Departing ABC managing director Mark Scott’s solution, not surprisingly, is for more money to be given to the ABC. There’s actually a strong case for doing this: the ABC (along with SBS) is by far the most trusted media outlet in the country and strongly committed to regional and rural communities through its existing infrastructure. But a stronger ABC in contrast to weaker commercial media also decreases diversity and will hasten that weakening of the latter — News Corp’s incessant hostility to the ABC isn’t merely ideological, it reflects the fact that the ABC routinely beats its outlets across a variety of media.

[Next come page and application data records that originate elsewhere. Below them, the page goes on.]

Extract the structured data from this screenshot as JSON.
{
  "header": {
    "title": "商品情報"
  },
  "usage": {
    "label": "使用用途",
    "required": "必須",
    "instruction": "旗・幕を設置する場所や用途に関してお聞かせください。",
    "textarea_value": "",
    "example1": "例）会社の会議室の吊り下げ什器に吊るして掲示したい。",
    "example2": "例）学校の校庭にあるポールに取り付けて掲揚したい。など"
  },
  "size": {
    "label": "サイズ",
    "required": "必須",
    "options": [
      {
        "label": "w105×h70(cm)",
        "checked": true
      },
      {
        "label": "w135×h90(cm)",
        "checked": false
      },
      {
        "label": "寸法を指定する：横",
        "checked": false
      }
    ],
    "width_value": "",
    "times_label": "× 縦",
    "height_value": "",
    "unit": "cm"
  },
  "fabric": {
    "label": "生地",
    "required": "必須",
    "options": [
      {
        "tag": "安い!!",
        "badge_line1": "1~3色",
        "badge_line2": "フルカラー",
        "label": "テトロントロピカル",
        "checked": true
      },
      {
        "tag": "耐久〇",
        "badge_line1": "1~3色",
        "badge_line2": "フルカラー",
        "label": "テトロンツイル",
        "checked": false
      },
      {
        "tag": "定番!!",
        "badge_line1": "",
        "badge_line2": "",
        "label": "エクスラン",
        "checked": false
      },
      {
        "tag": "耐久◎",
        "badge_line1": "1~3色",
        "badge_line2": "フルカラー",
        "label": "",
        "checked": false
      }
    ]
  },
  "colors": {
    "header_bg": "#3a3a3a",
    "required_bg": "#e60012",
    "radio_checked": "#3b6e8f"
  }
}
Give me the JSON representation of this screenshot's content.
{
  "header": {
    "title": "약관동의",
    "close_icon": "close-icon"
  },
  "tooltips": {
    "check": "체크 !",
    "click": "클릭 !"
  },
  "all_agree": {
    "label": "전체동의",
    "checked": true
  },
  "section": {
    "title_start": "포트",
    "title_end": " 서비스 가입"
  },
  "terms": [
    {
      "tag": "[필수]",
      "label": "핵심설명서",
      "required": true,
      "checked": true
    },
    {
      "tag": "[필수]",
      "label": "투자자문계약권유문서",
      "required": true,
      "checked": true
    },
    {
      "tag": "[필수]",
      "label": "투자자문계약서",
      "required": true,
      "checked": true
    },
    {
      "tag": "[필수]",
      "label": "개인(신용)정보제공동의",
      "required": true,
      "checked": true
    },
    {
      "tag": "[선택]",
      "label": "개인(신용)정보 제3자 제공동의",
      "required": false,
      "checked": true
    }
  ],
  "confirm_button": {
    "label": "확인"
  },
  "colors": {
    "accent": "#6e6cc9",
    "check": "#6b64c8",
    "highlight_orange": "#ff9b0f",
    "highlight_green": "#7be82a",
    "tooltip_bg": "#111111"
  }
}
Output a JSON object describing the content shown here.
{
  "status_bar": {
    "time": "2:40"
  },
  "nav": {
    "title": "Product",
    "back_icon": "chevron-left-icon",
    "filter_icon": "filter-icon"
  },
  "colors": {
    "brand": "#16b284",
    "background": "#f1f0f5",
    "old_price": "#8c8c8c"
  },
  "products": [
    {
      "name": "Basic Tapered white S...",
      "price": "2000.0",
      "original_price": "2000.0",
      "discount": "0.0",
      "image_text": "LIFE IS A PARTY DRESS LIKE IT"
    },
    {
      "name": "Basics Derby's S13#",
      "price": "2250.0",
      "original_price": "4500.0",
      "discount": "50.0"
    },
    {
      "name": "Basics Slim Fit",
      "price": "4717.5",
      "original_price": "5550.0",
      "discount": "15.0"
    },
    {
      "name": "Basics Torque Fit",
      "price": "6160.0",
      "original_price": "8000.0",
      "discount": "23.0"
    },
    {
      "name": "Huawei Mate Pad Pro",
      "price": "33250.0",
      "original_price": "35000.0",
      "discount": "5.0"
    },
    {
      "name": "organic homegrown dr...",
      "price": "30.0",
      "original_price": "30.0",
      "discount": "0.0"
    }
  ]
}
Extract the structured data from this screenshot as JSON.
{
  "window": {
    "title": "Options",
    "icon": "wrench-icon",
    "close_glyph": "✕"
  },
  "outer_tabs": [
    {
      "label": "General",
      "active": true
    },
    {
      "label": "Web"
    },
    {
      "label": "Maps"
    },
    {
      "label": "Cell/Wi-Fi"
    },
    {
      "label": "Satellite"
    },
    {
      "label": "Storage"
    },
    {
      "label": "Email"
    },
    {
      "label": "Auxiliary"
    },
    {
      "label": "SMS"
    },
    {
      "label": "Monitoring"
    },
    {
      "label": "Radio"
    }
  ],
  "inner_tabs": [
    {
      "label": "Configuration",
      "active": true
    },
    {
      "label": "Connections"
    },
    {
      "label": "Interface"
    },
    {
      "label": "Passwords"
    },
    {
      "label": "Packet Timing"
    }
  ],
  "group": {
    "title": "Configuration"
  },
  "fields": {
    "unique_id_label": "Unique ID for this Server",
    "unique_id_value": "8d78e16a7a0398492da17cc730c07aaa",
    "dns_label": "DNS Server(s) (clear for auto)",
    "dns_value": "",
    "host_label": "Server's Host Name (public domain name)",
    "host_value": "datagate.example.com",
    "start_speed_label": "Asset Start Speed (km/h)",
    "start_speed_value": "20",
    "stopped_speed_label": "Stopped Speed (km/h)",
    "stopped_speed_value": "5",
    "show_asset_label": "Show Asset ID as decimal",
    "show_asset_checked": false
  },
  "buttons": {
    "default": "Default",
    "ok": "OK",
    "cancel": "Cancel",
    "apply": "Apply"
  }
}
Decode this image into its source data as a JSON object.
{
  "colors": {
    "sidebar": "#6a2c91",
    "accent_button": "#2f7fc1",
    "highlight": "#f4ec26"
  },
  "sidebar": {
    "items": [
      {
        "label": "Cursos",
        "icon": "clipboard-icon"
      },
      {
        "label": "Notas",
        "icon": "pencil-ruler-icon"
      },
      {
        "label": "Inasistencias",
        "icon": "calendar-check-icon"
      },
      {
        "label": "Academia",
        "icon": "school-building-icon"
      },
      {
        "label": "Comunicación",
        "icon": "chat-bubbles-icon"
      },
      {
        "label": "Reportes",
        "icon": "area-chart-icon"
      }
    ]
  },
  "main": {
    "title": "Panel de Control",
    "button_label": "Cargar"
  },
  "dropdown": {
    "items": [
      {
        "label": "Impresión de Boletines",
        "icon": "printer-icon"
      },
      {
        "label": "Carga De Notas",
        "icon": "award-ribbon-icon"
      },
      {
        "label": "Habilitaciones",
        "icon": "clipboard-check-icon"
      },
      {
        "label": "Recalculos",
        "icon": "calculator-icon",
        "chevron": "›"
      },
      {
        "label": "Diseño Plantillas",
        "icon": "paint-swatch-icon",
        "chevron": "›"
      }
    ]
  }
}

Access to fair and accurate information isn’t merely a media issue, however. While the empowerment of consumers is an accepted fact, there’s less recognition that the demise of old media gatekeepers has opened the way to new media gatekeepers other than consumers. The algorithms that power so much of the internet and which will power a whole lot more in coming decades are human creations and thus flawed and biased (as this article suggests, try googling images of CEOs, or hands). Google is well known for displaying its own content ahead of content users are actually looking for; Facebook, Google and Twitter all have news aggregation platforms; Snapchat does as well but provides its own news content. There is little transparency in the United States for the mechanisms by which these internet giants will control news feeds, and zero for Australians. Nor, needless to say, are they subject to regulation.
(This is an issue at a more fundamental level, too: the internet and search engines have changed the way we remember, just like writing and print changed the way we remembered; transparency and clarity about how search engines serve up the results we now depend on is an important part of adjusting to a new world of remembering how to regain information rather than remembering information itself).
As more of our media and news content shifts online, the problems of access that beset terrestrial broadcasting are replicated on the internet. Having long struggled to get equivalent broadcasting services, regional and rural communities continue to struggle to get decent broadband services, especially given the debacle of Malcolm Turnbull’s NBN and the failure of the Nationals to protect the interests of their constituents in telecommunications policy. As in the analog and early digital era, infrastructure economics will continue to mean rural communities will have more limited access to content and services — at a time when, after decades of incremental improvements in terrestrial broadcasting infrastructure, that limited access would mean regional and rural communities actually going backwards in terms of services.
Most of these challenges are even more complex than the traditional problem of diversity because the media companies involved are no longer subject to Australian law and don’t even see themselves as media companies in a traditional sense. And, so far, they’re entirely absent from the “debate” about media reforms, as Communications Minister Mitch Fifield prepares to unveil his mogul-friendly package of changes. Australia’s media, traditionally, is poor at conducting any sort of meaningful debate about media regulation because of the vested interests of their owners (that applies to Fairfax as well as News Corp). Likely, given the critically ill condition of much of the media, it will be even worse than usual this time around.